LISBON — It is high school football’s universal sign of temporary surrender.
The marker between the two measuring stakes is flipped to ‘4.’ Offensive playmakers trot dejectedly off the field and detach chin straps. Except for one, who drops back and punts the ball away.
Unless we’re talking about Lisbon and junior Quincy Thompson, in which case anyone wearing an opposite-colored jersey is advised to keep his feet moving and his head on a swivel.
Would-be punts have served as microcosm of Lisbon’s season. Thompson’s trickery, boldness and speed have helped rescue the Greyhounds from a sputtering start and into the thick of a loaded Western Class C playoff race.
“On punts, I’ll see a lane and I’ll kick it, pass, run,” Thompson said.
And run. And run again. And run some more.
Chief among the four touchdowns Thompson scored in a midseason win at Yarmouth was his 64-yard scamper after selling a fake punt.
The Clippers couldn’t complain that they hadn’t seen it on film, either.
“We don’t keep stats for punting as a rule, but now I wish we’d kept them from the beginning,” Lisbon coach Dick Mynahan said. “I do know that we fake-punted six times in a row over two games, and it led to five touchdowns. And Quincy was the one who carried the ball all five times.”
Thompson previously gambled three times at home against Oak Hill, giving Lisbon life in an eventual 21-14 loss.
Those first downs aren’t as easy to find in the box score as fumble recoveries or interceptions, but they’ve meant just as much to the Greyhounds.
“I kind of count that as a turnover,” Mynahan said. “Instead of turning the ball over to the other team, you’re getting it back. We feel confident in that.”
Much as a running back professes to get nowhere without his offensive line, the 5-foot-7, 180-pound Thompson typically has an escort from the downfield blocking combination of Kyle Bourget and Mason Haley.
“I look at that first down (marker), and if there’s a hole and I think I can get there, I’ll get there,” Thompson said. “We have good guys over there. I just follow them.”
Trust between athlete and coach is also essential to Thompson’s continued fourth-down success.
Rarely does a high school punt unfold near midfield without someone on the opposite sideline hollering, “Watch the fake!” Knowing the long odds, most teams don’t chance it more than once or twice per season.
“He pretty much has a green light back there.

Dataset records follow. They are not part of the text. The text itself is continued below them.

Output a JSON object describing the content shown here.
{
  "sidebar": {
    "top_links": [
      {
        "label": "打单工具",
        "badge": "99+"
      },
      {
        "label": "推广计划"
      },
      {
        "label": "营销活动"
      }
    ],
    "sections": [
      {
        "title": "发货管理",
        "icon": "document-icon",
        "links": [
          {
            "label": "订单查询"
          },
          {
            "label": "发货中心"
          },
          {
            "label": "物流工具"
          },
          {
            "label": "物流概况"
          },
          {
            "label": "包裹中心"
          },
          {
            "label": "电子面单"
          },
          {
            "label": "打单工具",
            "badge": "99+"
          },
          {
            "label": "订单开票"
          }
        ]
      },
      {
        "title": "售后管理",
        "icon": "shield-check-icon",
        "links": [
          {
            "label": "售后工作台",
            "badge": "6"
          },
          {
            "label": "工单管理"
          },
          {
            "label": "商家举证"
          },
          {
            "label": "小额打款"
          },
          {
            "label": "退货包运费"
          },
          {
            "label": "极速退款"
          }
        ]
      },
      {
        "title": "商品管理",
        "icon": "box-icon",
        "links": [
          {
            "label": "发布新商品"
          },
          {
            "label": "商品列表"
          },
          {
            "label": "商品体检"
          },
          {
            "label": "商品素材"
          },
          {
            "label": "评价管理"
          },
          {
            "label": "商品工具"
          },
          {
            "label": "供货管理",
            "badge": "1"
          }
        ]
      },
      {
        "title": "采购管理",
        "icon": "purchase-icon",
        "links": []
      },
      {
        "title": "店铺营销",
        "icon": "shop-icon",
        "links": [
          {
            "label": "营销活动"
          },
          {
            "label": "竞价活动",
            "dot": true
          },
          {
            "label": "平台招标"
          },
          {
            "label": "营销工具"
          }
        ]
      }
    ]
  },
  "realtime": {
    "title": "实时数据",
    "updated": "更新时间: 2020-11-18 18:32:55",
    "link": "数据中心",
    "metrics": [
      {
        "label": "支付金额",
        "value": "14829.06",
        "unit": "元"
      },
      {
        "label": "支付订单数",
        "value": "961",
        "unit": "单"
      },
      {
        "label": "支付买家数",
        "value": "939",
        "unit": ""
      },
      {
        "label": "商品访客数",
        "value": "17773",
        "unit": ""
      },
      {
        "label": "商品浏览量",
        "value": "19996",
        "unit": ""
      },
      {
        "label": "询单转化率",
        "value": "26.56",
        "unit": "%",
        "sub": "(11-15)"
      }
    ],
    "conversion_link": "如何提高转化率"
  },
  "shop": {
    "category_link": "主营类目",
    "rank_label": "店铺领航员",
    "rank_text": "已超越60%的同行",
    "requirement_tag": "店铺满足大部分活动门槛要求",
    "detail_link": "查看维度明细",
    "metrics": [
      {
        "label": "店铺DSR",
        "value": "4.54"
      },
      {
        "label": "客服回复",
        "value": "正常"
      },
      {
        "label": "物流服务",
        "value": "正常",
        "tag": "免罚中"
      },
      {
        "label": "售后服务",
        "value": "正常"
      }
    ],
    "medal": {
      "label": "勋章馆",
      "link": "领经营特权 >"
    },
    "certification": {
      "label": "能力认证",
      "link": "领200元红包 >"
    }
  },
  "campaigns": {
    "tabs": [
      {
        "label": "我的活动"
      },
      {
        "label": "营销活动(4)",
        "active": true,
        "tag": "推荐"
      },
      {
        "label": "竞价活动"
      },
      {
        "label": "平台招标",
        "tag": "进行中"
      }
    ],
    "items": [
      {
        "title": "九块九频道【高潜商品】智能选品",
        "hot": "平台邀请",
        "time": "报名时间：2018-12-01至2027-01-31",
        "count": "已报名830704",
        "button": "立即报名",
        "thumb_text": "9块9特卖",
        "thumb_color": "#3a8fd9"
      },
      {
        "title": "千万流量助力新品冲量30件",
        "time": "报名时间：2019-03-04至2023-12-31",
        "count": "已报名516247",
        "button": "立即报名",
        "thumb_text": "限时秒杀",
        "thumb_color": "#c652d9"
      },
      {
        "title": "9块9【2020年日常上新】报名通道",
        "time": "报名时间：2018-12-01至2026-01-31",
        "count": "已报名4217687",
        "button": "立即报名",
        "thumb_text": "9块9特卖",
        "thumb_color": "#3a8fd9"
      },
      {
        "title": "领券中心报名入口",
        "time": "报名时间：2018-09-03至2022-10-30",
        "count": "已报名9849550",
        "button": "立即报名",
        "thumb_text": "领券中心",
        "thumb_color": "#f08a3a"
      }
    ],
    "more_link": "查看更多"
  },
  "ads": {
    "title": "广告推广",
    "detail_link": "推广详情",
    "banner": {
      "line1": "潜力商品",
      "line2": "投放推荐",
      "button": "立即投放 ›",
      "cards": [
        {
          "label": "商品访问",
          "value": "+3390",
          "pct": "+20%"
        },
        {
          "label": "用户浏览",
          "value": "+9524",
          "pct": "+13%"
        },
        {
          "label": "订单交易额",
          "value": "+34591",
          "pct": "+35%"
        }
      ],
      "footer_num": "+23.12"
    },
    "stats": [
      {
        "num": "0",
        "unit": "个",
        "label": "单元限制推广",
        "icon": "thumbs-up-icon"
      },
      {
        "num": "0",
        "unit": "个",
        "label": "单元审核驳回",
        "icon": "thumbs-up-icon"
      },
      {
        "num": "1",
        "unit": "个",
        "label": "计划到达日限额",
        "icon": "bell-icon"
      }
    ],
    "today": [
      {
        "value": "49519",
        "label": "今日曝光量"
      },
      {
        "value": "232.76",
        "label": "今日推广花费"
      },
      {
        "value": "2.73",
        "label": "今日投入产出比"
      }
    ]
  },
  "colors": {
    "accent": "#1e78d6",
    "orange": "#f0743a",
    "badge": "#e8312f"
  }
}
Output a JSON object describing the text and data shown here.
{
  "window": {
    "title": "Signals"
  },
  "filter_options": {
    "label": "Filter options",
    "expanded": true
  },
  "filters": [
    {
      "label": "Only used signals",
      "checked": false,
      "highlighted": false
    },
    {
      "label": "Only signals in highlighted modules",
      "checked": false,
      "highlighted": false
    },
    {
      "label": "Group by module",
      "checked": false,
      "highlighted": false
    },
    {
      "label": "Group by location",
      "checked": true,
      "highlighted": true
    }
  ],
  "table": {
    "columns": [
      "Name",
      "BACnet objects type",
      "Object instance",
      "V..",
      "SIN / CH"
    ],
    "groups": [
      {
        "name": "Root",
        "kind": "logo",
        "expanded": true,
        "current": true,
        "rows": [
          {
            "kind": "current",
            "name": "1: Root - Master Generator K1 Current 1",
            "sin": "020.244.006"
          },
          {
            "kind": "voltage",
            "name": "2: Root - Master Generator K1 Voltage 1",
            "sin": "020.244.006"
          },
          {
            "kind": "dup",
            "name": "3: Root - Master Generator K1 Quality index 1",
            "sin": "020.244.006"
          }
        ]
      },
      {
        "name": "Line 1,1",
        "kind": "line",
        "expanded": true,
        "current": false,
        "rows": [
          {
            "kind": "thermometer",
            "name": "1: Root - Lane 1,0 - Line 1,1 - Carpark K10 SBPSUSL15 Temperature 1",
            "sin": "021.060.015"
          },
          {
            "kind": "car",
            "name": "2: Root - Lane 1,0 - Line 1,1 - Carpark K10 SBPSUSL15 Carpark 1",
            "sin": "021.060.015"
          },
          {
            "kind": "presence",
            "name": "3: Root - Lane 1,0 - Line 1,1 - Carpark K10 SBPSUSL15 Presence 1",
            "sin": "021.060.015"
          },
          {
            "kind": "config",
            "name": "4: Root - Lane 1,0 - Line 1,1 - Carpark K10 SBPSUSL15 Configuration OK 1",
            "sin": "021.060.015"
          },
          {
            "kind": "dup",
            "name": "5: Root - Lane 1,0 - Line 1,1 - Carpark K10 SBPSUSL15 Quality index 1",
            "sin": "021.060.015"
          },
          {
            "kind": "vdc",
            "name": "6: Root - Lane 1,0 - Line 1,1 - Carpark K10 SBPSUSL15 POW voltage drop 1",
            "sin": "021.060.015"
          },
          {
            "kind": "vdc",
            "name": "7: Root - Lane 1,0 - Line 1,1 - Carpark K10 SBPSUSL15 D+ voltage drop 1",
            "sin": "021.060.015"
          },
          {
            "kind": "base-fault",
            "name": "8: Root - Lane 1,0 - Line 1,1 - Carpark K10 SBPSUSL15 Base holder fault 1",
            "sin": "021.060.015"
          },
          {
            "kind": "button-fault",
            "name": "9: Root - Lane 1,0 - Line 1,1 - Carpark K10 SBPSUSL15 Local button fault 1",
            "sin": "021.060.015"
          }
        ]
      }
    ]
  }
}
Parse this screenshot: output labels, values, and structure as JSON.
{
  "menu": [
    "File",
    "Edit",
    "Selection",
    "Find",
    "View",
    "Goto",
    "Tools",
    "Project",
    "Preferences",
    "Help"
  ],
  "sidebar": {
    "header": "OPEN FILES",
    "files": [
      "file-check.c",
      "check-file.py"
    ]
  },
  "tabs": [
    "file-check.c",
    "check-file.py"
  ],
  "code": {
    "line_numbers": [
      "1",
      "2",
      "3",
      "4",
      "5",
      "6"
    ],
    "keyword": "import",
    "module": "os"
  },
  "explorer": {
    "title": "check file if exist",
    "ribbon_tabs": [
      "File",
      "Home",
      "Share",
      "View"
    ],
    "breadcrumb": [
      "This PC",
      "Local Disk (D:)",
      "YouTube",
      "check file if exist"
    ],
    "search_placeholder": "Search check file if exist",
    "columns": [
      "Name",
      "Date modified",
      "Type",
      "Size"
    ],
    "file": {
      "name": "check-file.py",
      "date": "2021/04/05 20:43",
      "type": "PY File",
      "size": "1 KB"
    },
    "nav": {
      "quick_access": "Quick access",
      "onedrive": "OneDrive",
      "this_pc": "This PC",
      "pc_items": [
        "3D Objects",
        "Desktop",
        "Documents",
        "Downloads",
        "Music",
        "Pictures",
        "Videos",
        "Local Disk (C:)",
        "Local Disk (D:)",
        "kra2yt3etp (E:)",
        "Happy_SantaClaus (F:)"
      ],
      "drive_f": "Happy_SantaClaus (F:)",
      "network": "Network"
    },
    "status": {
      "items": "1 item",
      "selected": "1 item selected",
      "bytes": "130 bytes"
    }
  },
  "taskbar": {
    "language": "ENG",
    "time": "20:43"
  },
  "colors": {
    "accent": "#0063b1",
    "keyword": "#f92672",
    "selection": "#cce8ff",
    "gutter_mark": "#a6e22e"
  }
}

He’s not going to always do it, but when he thinks it’s there, he’s going to do it,” Mynahan said. “It’s big for us, because a lot of teams have to play us a lot more honestly and not set up for those long returns. If he gets caught, it’s OK. I don’t know if he’s been caught. Maybe once at the most.”
Thompson’s contributions don’t end with the punting game.
His 22-carry, 257-yard, 4-touchdown night at Yarmouth was tops in a series of terrific performances.
He amassed 96 rushing yards, returned a kick 55 yards and picked off a pass in the end zone to help Lisbon stave off Freeport.
At Winthrop, Thompson’s 113 yards and 3 touchdowns highlighted the Greyhounds’ initial win after an 0-2 start.
Even in a losing cause against Oak Hill, Thompson’s grab of a Hail Mary inside the 10-yard line threatened to tie the game at the end of regulation.
“I just play wherever Coach Mynahan puts me and wherever we need me,” Thompson said. “I like running back, but I also like running routes and catching the ball.”
He even played quarterback out of the wildcat formation as a sophomore — another form of direct-snap deception that October and potentially November opponents would do well to keep in the back of their minds.
“Actually, in practice he takes every other snap at quarterback. I wouldn’t be surprised if he plays half the game Saturday (home against Winslow) at quarterback,” Mynahan said. “We always try to have somebody available if we lose somebody. We’ve got him in. We just haven’t had to use him, thank God, yet.”
Mynahan’s coaching counterparts surely echo that thankfulness.